The song, "I'm so Happy I Can't Stop Crying" by Sting illustrates the feelings and emotions during the time of a couples divorce. The song tells the story of a man whose wife leaves him, and takes their kids with her. In the beginning of the song, the father is very cynical and bitter. Lines such as "She shows her face to ask me how I am" and "Maybe I could come and baby-sit sometime" paints a picture of a man who is still smarting from the blow of his wife leaving him. The lines "I'm so happy that I can't stop crying / I'm so happy I'm laughing through my tears" are said in a sarcastic way, as the speaker feels the exact opposite. The second verse continues with this attitude, as the speaker finds out through a friend that his ex-wife has gotten into another relationship, while there is no indication of the speaker moving on. The speaker calls his lawyer "Mr. Good News" in a very ridiculing way, explaining "He got me joint custody and legal separation / I'm so happy that I can't stop crying." All of this implies that the father feels that inside he can never really be happy.
While walking one night the speaker begins to feel that he has a better understanding of the way things work. He says "I looked up at the stars / To try and find an answer in my life / I chose a star for me / I chose a star for him / I chose two stars for my kids and one star for my wife." In these lines the speaker is illustrating how one night, suddenly he began to understand his situation. He makes a "wish" in a way by choosing a star for his kids, his former wife, and he shows his unselfishness and understanding by choosing a star for his wife's new significant other. The speaker explains, "Something made me smile / Something seemed to ease the pain / Something about the universe and how it's all connected." He has a revelation about his life, and he gains comfort in it by realizing that even though he is divorced from his wife and kids, he is still connected to them. That fact is enough to allow him to leave his bitter feelings behind. In the last verse the speaker illustrates a scene in the lines, "The park is full of Sunday fathers and melted ice cream / We try to do the best within the given time." In these lines the speaker tells of his discovery that he isn't alone in his situation and that many fathers like him are trying to make do with what they have. When the speaker encounters the same friend that informed him of his wife's new boyfriend, the friend says, "You look different somehow." To this the speaker makes the reply, "Everybody's got to leave the darkness sometime" In this statement the speaker is explaining that he would rather except things as the are, and move on then get caught in the vicious cycle of anger, hurt, revenge and hurt. In this last verse, the speaker actually means it when he says, "I'm so happy that I can't stop crying / I'm laughing through my tears." The speaker gains an understanding of life, relationships and himself in the course of this song.

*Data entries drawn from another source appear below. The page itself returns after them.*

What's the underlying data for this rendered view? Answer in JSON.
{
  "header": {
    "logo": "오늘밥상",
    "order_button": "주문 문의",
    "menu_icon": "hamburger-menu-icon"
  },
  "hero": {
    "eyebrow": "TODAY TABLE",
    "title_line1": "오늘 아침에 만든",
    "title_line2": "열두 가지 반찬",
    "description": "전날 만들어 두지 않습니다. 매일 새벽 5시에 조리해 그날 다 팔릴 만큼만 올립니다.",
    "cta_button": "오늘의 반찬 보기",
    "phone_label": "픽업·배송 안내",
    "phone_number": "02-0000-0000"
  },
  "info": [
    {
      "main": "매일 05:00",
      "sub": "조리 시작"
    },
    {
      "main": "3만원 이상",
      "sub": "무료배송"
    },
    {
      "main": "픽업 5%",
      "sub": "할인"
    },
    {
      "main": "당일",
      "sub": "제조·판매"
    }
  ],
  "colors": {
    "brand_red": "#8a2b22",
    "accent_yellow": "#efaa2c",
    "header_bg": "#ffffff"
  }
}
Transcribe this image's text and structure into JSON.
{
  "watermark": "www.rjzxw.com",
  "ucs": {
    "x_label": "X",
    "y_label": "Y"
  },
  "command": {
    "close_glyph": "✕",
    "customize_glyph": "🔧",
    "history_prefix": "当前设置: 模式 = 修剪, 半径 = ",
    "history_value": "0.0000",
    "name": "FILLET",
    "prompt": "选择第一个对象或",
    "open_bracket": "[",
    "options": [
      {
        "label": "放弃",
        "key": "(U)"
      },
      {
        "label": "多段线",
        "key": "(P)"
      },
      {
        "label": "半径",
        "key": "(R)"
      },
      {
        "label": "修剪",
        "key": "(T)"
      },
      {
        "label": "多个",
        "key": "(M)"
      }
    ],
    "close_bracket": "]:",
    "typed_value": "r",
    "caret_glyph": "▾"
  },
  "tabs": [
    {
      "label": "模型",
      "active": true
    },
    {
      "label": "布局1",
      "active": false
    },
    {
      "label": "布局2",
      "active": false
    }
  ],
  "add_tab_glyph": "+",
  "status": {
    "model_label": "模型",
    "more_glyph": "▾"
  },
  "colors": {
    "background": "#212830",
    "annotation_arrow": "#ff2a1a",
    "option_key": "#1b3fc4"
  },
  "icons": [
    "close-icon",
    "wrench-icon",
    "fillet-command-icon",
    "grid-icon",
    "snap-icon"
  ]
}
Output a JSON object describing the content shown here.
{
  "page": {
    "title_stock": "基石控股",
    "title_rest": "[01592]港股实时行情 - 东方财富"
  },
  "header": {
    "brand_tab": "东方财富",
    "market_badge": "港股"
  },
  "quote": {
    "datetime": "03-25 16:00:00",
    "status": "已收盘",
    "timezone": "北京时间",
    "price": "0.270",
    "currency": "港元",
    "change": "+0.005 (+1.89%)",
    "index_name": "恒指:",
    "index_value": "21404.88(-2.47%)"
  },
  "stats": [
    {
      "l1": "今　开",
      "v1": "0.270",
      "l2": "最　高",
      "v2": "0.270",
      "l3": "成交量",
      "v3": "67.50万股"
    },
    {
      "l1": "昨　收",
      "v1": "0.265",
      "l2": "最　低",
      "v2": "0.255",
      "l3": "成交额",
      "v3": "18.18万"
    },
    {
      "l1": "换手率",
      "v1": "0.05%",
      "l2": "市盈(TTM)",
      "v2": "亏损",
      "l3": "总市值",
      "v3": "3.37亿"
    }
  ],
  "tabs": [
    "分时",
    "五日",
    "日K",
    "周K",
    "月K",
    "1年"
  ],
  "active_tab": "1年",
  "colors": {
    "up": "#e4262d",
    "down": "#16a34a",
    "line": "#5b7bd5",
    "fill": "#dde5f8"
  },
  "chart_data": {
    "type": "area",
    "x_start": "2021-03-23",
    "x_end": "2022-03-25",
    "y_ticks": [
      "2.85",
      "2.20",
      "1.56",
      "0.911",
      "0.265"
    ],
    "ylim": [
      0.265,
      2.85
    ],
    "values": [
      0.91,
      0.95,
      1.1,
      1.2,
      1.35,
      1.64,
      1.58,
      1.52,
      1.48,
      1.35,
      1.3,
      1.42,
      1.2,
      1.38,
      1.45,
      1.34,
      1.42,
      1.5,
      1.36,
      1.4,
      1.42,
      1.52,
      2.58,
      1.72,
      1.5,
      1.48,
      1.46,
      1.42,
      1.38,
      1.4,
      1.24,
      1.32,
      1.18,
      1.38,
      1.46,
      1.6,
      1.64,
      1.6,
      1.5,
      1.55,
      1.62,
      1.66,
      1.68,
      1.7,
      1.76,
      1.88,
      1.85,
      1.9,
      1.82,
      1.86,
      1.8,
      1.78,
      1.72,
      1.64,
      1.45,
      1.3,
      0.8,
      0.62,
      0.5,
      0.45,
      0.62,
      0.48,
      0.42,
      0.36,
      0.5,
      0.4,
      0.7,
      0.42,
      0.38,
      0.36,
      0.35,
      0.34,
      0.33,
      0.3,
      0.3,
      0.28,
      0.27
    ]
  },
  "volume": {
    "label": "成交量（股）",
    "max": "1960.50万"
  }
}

The same journey to understanding is made in the movie "Kramer vs. Kramer" This time Joanna Kramer is the ex-wife of Ted Kramer. Joanna leaves Ted in the beginning of the film, and in doing so she leaves their son Billy with Ted claiming "He's better off without me." Ted is then left with the responsibilities of raising their son. Time passes and Joanna returns claiming that she has "found herself" and she wants to have custody of Billy. In a way she seems almost bitter that Ted and Billy have developed such a great relationship, as it was her who was Billy's main influence before the divorce. During the trial, Joanna makes the comment "I was his mother for 5 ½ years, Ted just took over for 18 months." This statement alone illustrates her vengefulness toward Ted and their past relationship. Then when Ted gets on the stand, he says "We built a life together and we love each other, if you destroy that it might be irrefutable." This statement effects Joanna, and when her lawyer badgers Ted she suddenly feels bad about the way he gets treated. Possibly for the first time since the divorce, she sees what Ted and Billy mean to each other. She tries to apologize, but it is no use. The court then decides that Joanna will receive custody of Billy and Ted will be allowed to visit. The day comes for Joanna to pick Billy up and instead she asks to see Ted. She explains to him, "I came here to take my son home, but he already is home." In this statement Joanna tells Ted that she has realized what is best for Billy, and for them. She has decided not to play into the hurt and mistrust that could arise from this situation.
Like the song "I'm so Happy I Can't Stop Crying", "Kramer vs. Kramer" tells the story of a journey through pain and bitterness to a new level of understanding and acceptance. These two stories, although not related to each other, tell of a universal feeling and emotion. Through these two examples we have come to know that divorce and relationships in general do not have to end in bitterness and despair, but can come to have a new understanding.